Stress in psychology (as opposed to physics or biology) is defined as a feeling of strain or pressure. Stress is a large umbrella term that covers a large field of phenomena. Naturally stress has a long list of possible symptoms including: irritability, fatigue, insomnia, rashes, blood pressure changes, loss of appetite, depression, insecurity, panic attacks, etc. But, it is often proven that a small dosage of stress can actually be beneficial and even healthy. A small amount of stress can positively affect athletic or mental performance. Stress can arise from a wide variety of stressors. The most common stressors are often crises, catastrophes or major life events. Nonetheless there are also smaller stressors that occur through everyday struggles such as minor decisions, homework, tests, etc.
For all these causes of stress the human psyche has developed numerous coping mechanisms. The first types of mechanisms employed are the adaptive and problem-focused solutions. These can come in the form of affiliation, humour, sublimation, or positive reappraisal. Affiliation is where you make use of your social network to help you cope with stress. Humour, evidently, is when you 'make a joke' out of the situation. Sublimation involves transforming this unwanted stress into something that is preferred through mental power. Lastly, positive reappraisal involves turning your focus away from the stressful situation and instead towards some other positive situations in your life.

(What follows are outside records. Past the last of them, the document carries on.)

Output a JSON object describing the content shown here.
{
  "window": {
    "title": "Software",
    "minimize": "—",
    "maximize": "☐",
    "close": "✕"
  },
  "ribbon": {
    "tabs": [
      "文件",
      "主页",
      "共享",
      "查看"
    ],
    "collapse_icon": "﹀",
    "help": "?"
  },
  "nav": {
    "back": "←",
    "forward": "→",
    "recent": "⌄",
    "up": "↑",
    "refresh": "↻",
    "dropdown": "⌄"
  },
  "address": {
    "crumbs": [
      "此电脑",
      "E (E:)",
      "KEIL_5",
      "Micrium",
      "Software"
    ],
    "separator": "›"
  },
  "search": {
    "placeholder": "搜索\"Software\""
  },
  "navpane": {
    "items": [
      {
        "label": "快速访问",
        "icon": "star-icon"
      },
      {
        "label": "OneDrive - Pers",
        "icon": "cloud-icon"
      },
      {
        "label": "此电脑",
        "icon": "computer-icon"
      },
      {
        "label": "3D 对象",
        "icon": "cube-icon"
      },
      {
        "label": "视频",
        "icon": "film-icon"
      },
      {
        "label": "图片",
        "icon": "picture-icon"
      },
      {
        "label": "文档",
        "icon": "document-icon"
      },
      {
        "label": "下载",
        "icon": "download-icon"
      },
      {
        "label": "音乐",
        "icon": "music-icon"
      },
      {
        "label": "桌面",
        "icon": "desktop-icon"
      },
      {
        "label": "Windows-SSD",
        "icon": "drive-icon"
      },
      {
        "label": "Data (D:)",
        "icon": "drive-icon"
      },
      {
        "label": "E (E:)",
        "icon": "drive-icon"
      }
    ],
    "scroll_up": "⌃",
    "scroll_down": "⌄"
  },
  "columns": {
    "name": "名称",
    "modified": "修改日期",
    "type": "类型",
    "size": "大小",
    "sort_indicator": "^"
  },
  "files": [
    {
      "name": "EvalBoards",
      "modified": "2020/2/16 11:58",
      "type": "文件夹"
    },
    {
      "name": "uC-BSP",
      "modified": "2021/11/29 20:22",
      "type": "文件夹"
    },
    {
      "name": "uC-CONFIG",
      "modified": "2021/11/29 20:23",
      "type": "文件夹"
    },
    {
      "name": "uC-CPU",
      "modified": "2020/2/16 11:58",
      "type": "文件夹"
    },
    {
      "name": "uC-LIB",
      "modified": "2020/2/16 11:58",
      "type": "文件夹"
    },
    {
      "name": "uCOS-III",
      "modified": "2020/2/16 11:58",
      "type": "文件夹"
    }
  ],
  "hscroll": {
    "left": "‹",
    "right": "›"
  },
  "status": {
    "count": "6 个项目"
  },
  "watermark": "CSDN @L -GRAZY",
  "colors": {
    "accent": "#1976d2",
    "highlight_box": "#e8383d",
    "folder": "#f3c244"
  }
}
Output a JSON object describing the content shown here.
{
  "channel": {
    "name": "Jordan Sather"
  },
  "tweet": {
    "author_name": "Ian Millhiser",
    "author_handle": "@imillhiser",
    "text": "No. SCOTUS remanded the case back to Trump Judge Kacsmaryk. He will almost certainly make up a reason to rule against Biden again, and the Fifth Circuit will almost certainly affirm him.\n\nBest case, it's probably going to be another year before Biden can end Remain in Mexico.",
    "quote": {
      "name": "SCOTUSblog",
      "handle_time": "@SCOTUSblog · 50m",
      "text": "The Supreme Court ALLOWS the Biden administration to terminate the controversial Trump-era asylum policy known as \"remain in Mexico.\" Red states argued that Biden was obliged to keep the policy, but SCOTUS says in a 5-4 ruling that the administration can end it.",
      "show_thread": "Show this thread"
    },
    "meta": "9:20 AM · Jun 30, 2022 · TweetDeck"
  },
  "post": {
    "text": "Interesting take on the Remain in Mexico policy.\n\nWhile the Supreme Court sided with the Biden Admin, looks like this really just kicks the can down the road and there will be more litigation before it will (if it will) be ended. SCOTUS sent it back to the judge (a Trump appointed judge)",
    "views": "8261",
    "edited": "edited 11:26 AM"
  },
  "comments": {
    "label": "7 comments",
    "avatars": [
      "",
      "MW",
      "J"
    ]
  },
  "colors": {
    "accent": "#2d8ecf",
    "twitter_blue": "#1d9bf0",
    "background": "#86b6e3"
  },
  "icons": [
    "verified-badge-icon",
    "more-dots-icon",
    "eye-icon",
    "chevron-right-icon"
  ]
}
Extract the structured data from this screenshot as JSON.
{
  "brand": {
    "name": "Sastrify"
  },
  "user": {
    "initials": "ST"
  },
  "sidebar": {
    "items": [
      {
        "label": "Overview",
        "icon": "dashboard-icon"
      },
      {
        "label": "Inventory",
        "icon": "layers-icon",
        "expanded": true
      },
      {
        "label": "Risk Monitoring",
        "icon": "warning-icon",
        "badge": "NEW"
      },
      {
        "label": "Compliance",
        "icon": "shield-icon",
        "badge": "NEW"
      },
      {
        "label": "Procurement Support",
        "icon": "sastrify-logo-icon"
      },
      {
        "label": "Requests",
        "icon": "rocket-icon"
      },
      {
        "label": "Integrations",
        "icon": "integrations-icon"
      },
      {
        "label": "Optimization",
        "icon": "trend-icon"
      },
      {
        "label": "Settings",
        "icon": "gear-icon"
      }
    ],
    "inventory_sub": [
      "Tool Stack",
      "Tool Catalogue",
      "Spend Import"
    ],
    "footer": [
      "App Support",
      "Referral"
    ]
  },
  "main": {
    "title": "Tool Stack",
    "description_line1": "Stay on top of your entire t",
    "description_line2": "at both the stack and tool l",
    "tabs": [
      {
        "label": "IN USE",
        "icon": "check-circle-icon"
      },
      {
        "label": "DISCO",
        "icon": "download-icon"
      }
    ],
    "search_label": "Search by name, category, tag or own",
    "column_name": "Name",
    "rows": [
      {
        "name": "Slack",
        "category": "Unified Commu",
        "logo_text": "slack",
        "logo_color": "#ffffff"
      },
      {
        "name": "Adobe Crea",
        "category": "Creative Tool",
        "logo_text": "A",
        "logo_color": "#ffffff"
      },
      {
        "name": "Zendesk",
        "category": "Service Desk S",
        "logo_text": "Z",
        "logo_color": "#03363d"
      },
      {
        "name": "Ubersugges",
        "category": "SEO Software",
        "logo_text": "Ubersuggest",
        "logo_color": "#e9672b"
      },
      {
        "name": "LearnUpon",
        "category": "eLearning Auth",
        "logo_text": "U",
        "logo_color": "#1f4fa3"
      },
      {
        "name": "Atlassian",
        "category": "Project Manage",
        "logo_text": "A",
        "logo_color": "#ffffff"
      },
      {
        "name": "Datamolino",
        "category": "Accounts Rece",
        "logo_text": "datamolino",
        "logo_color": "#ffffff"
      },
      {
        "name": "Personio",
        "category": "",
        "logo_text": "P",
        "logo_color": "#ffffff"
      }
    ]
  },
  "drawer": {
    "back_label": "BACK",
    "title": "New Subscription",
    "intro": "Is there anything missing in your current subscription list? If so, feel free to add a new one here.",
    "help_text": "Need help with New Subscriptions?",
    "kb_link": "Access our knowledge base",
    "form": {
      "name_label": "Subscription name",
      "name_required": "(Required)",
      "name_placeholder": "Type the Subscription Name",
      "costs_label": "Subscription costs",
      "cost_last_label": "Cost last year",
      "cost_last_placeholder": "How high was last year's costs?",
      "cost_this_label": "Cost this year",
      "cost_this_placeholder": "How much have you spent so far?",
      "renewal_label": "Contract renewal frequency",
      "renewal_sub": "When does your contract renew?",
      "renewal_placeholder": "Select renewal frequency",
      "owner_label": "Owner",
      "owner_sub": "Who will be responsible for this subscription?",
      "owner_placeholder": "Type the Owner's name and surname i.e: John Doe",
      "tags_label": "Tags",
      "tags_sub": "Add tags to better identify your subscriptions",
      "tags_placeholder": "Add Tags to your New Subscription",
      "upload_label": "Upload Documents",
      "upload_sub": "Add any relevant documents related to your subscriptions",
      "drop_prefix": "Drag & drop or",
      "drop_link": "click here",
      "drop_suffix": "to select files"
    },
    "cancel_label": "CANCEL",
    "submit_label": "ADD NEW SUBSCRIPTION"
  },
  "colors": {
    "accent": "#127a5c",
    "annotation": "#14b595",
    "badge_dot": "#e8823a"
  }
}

Other types of mechanisms employed are inhibition and disavowal mechanisms. These can involve displacement, repression, or reaction formation. Displacement is where you superimpose your stressful emotions onto another less stressful situation thereby mitigating the stress. Repression is when you remove your thoughts and feelings from the stressors in question and disconnect yourself from the situation altogether. Reaction formation is when you force yourself to replace your undesirable emotions with their polar opposites. It is believed by some that these mechanisms can actually increase stress in the long term. The third type of coping mechanisms are active mechanisms. These usually take the form of either acting out or passive aggression.